[RECORDS SUPPLIED]:
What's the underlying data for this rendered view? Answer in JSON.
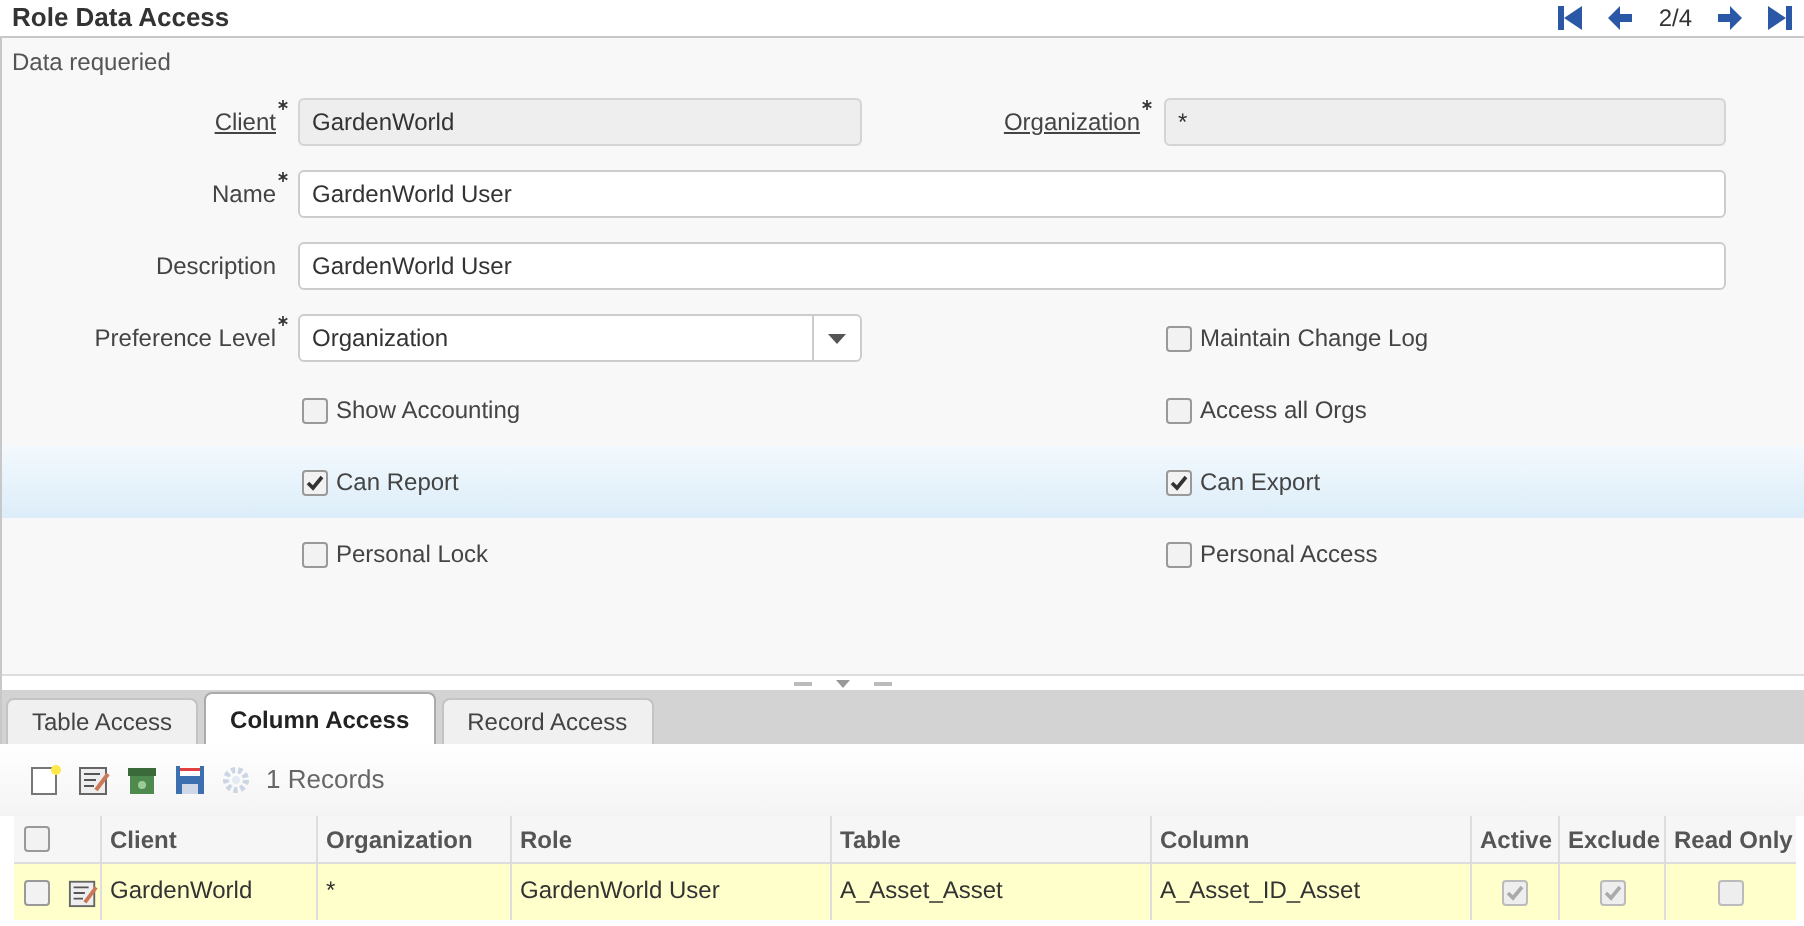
{
  "header": {
    "title": "Role Data Access",
    "position": "2/4"
  },
  "form": {
    "message": "Data requeried",
    "rows": [
      {
        "highlighted": false,
        "items": [
          {
            "kind": "text",
            "label": "Client",
            "required": true,
            "link": true,
            "readonly": true,
            "value": "GardenWorld"
          },
          {
            "kind": "text",
            "label": "Organization",
            "required": true,
            "link": true,
            "readonly": true,
            "value": "*"
          }
        ]
      },
      {
        "highlighted": false,
        "items": [
          {
            "kind": "text",
            "label": "Name",
            "required": true,
            "link": false,
            "readonly": false,
            "value": "GardenWorld User"
          }
        ]
      },
      {
        "highlighted": false,
        "items": [
          {
            "kind": "text",
            "label": "Description",
            "required": false,
            "link": false,
            "readonly": false,
            "value": "GardenWorld User"
          }
        ]
      },
      {
        "highlighted": false,
        "items": [
          {
            "kind": "select",
            "label": "Preference Level",
            "required": true,
            "link": false,
            "value": "Organization"
          },
          {
            "kind": "checkbox",
            "label": "Maintain Change Log",
            "checked": false
          }
        ]
      },
      {
        "highlighted": false,
        "items": [
          {
            "kind": "checkbox",
            "label": "Show Accounting",
            "checked": false
          },
          {
            "kind": "checkbox",
            "label": "Access all Orgs",
            "checked": false
          }
        ]
      },
      {
        "highlighted": true,
        "items": [
          {
            "kind": "checkbox",
            "label": "Can Report",
            "checked": true
          },
          {
            "kind": "checkbox",
            "label": "Can Export",
            "checked": true
          }
        ]
      },
      {
        "highlighted": false,
        "items": [
          {
            "kind": "checkbox",
            "label": "Personal Lock",
            "checked": false
          },
          {
            "kind": "checkbox",
            "label": "Personal Access",
            "checked": false
          }
        ]
      }
    ]
  },
  "tabs": [
    {
      "label": "Table Access",
      "selected": false
    },
    {
      "label": "Column Access",
      "selected": true
    },
    {
      "label": "Record Access",
      "selected": false
    }
  ],
  "toolbar": {
    "record_count": "1 Records"
  },
  "table": {
    "columns": [
      {
        "kind": "select",
        "checked": false
      },
      {
        "label": "Client",
        "kind": "text"
      },
      {
        "label": "Organization",
        "kind": "text"
      },
      {
        "label": "Role",
        "kind": "text"
      },
      {
        "label": "Table",
        "kind": "text"
      },
      {
        "label": "Column",
        "kind": "text"
      },
      {
        "label": "Active",
        "kind": "check"
      },
      {
        "label": "Exclude",
        "kind": "check"
      },
      {
        "label": "Read Only",
        "kind": "check"
      }
    ],
    "rows": [
      {
        "selected": true,
        "cells": [
          false,
          "GardenWorld",
          "*",
          "GardenWorld User",
          "A_Asset_Asset",
          "A_Asset_ID_Asset",
          true,
          true,
          false
        ]
      }
    ]
  }
}
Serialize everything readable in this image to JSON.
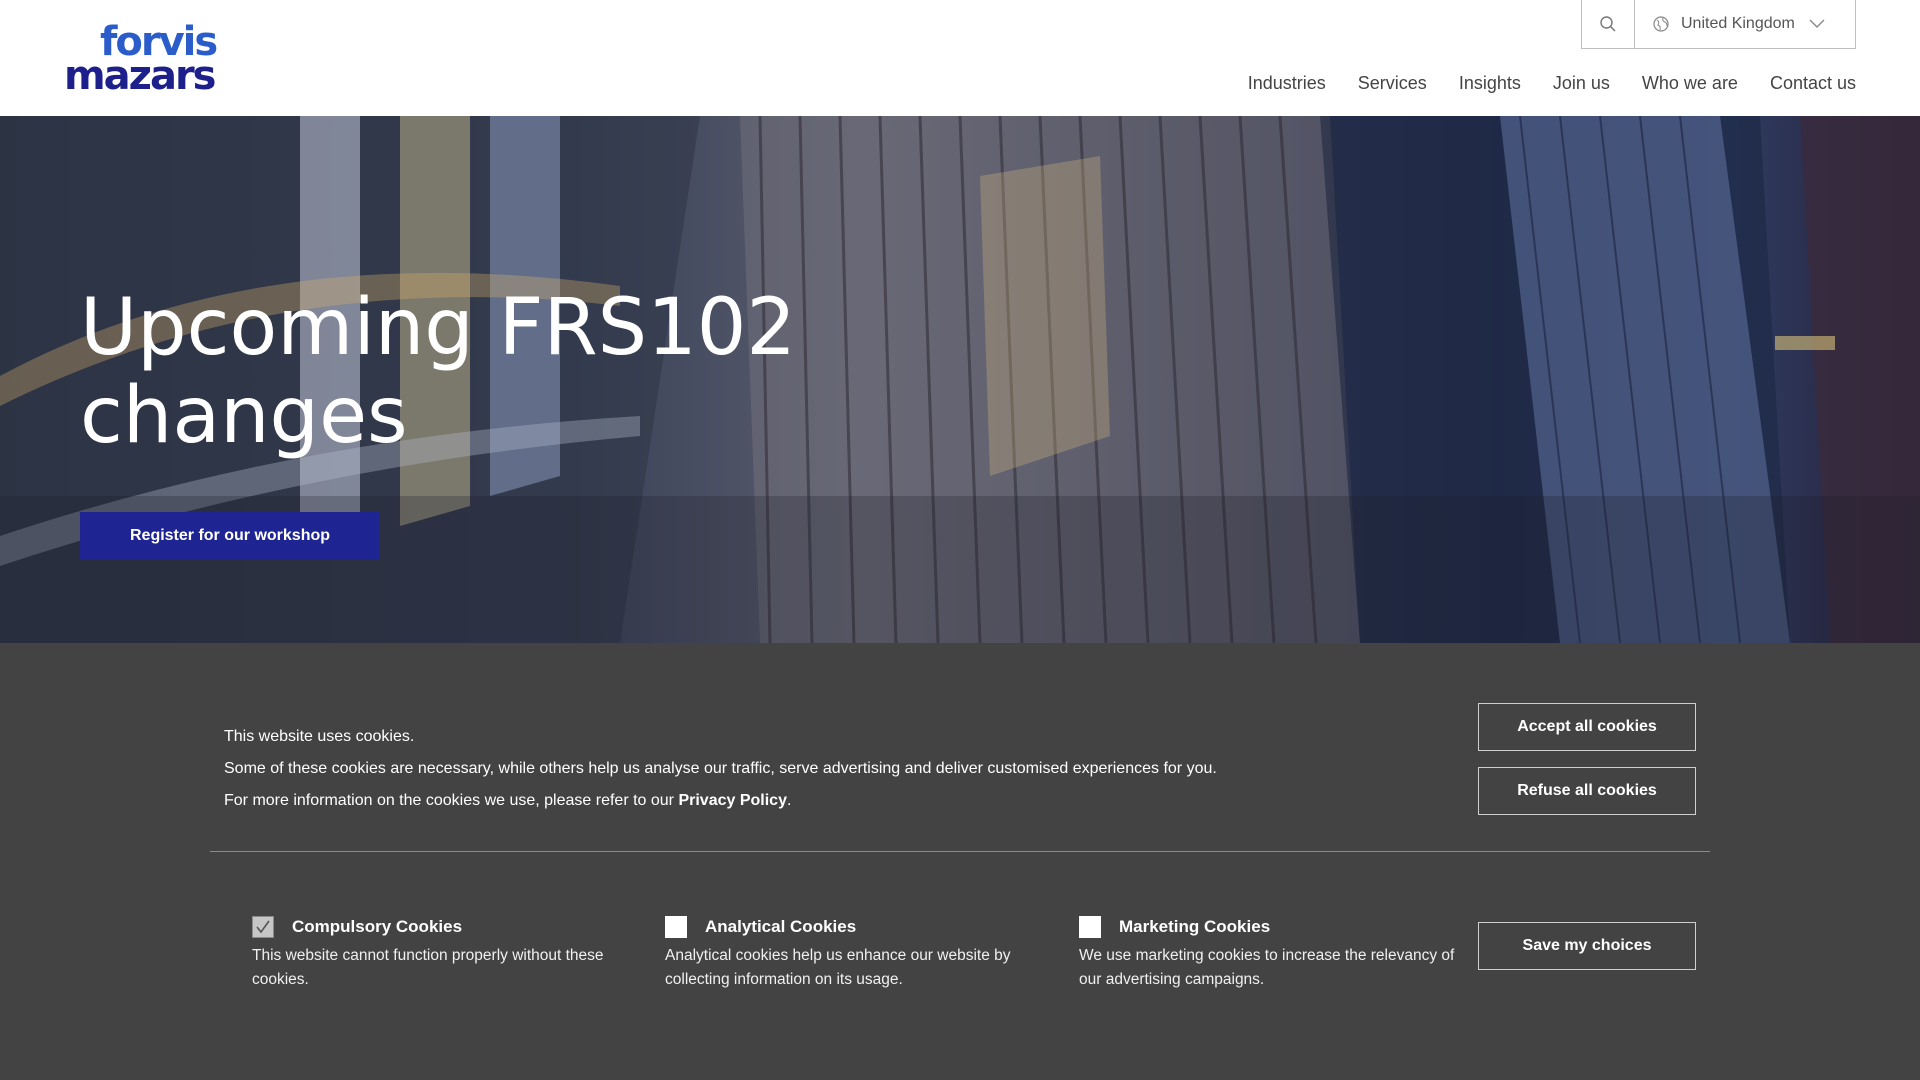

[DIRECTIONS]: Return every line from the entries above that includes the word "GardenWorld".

[OUTPUT OF THE EXERCISE]:
            "value": "GardenWorld"
            "value": "GardenWorld User"
            "value": "GardenWorld User"
          "GardenWorld",
          "GardenWorld User",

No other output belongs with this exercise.